This decision drop the bomb was made by President Harry Truman. Truman had only assumed the presidency upon the death of Franklin Roosevelt in April. On July 26, 1945, the Postdam Declaration was issued by President Truman, British Prime Minister Winston Churchill and Chinese leader Chang Kai-Shek calling for the surrender of Japan as outline by the Potsdam Conference. The declaration stated that if Japan did not surrender, it would face “prompt and utter destruction.”  Japan ignored the ultimatum.

Truman wrote about the atomic bomb, “We have discovered the most terrible bomb in the history of the world. It may be the fire destruction prophesied in the Euphrates Valley Era, after Noah and his fabulous Ark.”

Paul Tibbets, who by reputation, was considered the best flyer in the Army Air Corps was selected as the commander of the mission. On the morning of August 5, Tibbets formally named the B-29 Superfortress Enola Gay, after his mother. The Enola Gay was one of 15 B-29 designed specifically for the transport atomic bombs. On the morning of August 6, Tibbets and his crew of 12 took off from Tinian in the Mariana Islands in the Pacific and headed for Hiroshima. At 8:15 am (JST) the bomb was dropped. The initial blast killed 80,000 people and the final death toll has been estimated between 90,000-100,000. Today the Enola Gay is a permanent exhibit at the National Air and Space Museum.

Truman said following the attack, “”Sixteen hours ago an American airplane dropped one bomb on Hiroshima…The force from which the sun draws its powers has been loosed against those who brought the war in the Far East.” He later said, “The atom bomb was no “great decision.” It was merely another powerful weapon in the arsenal of righteousness.” Truman’s presidency is most often defined by his decision to drop the atomic bomb to end World War II that ultimately saved both Allied and Japanese lives.

Executive Order

July 28th, 2010

Colin Powell in the Dining Room of the Harry S. Truman Little White House during the peace talks in 2001.

This week on July 26, 1948, President Harry Truman issued two of his most important Executive Orders 9980 and 9981 desegregating the federal work force and desegregating the armed forces.  Although Truman was born in Jim Crow Missouri and clearly a racist in his youth , he emerged one of the greatest champions of civil rights to ever live. It could not be to get votes as there were not that many registered black voters , but it was simply the right thing to do. The world is a different place and clearly a better place because of Harry S Truman.

When Colin Powell led peace talks at the Little White House in 2001, he reminded all of us that had it not been for President Truman he would have been a cook!

Florida Governor Charlie Crist Visits Little White House

April 19th, 2010

This last Friday (April 16) the Harry S. Truman Little White House hosted Florida Governor Charlie Crist. It was the governor’s first visit to the Little White House.
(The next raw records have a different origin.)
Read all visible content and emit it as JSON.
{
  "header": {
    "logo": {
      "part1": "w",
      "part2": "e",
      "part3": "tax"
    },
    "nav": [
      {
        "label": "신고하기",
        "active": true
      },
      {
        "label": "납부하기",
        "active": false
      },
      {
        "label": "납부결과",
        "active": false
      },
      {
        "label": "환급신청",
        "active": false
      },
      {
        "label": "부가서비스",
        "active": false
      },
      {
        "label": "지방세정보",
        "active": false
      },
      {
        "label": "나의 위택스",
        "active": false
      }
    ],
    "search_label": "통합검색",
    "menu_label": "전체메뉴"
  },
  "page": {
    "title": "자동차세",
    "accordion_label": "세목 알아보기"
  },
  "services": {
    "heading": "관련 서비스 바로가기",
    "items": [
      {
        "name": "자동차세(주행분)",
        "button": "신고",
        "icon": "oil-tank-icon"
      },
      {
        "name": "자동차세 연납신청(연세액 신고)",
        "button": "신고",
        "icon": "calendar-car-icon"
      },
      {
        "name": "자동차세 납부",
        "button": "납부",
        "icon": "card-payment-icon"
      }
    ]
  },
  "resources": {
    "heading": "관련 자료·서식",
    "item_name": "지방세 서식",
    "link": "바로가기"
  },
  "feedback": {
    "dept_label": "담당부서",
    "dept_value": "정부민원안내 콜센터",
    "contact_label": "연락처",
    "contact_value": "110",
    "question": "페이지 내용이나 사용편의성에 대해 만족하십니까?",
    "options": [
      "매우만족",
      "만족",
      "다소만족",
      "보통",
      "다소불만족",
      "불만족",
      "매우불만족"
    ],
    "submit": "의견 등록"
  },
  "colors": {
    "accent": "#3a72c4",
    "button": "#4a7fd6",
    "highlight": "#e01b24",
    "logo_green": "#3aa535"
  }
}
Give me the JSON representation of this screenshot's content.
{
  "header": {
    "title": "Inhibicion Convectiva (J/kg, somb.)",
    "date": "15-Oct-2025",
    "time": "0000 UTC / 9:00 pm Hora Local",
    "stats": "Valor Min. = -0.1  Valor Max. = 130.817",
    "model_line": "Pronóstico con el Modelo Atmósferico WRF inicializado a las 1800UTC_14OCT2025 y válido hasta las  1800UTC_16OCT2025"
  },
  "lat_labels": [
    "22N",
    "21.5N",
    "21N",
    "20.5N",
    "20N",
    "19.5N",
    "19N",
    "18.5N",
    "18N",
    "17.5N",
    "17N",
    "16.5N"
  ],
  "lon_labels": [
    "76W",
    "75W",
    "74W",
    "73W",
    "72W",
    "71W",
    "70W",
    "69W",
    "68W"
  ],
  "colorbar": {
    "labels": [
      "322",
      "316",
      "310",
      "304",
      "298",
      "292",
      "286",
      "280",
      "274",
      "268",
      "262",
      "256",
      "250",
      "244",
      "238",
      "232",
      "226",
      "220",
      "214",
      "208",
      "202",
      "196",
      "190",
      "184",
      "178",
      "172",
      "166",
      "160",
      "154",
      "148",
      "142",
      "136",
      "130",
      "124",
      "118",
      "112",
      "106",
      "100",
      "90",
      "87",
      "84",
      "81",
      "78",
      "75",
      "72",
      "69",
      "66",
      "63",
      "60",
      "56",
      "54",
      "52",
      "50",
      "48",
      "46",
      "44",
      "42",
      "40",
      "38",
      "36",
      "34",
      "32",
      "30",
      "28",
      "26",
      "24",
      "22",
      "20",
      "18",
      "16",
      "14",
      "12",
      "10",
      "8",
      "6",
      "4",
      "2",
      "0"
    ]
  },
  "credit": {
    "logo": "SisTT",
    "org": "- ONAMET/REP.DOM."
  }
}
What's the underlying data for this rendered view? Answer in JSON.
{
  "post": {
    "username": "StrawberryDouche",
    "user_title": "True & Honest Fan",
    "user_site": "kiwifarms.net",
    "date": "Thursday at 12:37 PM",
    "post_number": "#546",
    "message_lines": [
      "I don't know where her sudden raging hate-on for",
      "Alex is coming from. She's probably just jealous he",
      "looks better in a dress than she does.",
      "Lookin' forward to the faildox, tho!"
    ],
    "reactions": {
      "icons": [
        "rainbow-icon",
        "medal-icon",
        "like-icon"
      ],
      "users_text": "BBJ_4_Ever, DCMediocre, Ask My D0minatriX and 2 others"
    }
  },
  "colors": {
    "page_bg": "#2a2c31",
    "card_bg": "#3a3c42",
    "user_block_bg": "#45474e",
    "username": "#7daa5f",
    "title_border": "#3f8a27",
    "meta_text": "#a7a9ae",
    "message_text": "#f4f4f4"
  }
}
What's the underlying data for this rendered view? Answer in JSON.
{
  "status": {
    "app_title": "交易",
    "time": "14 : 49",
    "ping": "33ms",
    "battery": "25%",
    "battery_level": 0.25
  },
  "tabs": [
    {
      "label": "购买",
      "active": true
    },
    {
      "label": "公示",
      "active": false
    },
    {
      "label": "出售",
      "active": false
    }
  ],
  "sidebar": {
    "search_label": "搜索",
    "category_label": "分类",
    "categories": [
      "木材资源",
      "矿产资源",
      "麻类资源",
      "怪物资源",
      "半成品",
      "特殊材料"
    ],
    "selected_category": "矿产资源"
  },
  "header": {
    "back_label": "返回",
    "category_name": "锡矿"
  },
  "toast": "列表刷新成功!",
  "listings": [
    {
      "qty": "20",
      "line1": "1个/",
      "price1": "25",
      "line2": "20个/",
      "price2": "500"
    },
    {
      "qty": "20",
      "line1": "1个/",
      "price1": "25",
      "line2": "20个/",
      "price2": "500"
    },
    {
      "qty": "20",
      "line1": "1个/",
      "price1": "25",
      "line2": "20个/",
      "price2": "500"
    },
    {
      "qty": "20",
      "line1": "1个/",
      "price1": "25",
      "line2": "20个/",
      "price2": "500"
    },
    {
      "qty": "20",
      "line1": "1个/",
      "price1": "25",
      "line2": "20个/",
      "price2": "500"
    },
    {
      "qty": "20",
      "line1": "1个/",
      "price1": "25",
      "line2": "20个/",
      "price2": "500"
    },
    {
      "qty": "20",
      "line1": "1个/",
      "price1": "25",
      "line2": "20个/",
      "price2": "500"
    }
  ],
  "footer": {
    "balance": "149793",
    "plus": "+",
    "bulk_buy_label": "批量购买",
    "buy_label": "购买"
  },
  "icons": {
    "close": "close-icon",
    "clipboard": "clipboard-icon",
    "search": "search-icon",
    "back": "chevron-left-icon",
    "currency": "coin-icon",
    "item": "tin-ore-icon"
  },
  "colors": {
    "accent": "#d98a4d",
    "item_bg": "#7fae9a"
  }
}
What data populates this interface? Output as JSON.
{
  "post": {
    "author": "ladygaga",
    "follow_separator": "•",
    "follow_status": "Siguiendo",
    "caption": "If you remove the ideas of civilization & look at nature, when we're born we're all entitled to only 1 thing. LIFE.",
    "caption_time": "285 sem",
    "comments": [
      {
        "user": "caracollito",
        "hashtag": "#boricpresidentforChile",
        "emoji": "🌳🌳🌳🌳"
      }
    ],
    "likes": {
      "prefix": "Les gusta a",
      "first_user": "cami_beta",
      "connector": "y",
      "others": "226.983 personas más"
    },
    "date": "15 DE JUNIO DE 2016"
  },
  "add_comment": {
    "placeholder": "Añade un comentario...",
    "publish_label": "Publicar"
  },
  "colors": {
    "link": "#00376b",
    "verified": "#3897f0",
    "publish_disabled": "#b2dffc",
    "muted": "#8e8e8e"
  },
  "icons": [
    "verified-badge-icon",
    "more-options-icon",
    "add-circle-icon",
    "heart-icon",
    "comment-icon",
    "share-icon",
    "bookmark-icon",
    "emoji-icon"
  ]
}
The event was private but not without a notable figure or two including former Miami Dolphins Head Coach and Pro Football Hall of Fame member Don Shula.

Florida Governor Charlie Crist and Former Miami Dophins Head Coach Don Shula

Presidential Grandchildren

March 29th, 2010

We had a wonderful event this last Friday, March 26 at the Little White House.  The Key West Harry S. Truman Foundation and Harry’s Girls hosted Clifton Truman Daniel, Margaret Hoover and her husband author and political commentator, John Avlon.  The conversation and discussions were wonderful as was the food and drink.  We are hoping to have them back next year for an event that is not to be missed!

John Avlon, Margaret Hoover and Clifton Truman Daniel

Even the President Gets Counted

March 16th, 2010

2010 is a census year in the United States, which is basically the government’s way of doing a head count.  In 1950, another census year, the Truman family was vacationing in Key West.  While on the island,  the census caught up with the president and his family and  they were interviewed on the lawn.  As the picture shows, the Truman family, especially Mrs. Truman and Margaret enjoyed the line of questioning directed at the president.  Even the the President of the United States is not immune to the questions of census as he was asked, “What is your occupation?”

The Truman family with a census worker in 1950.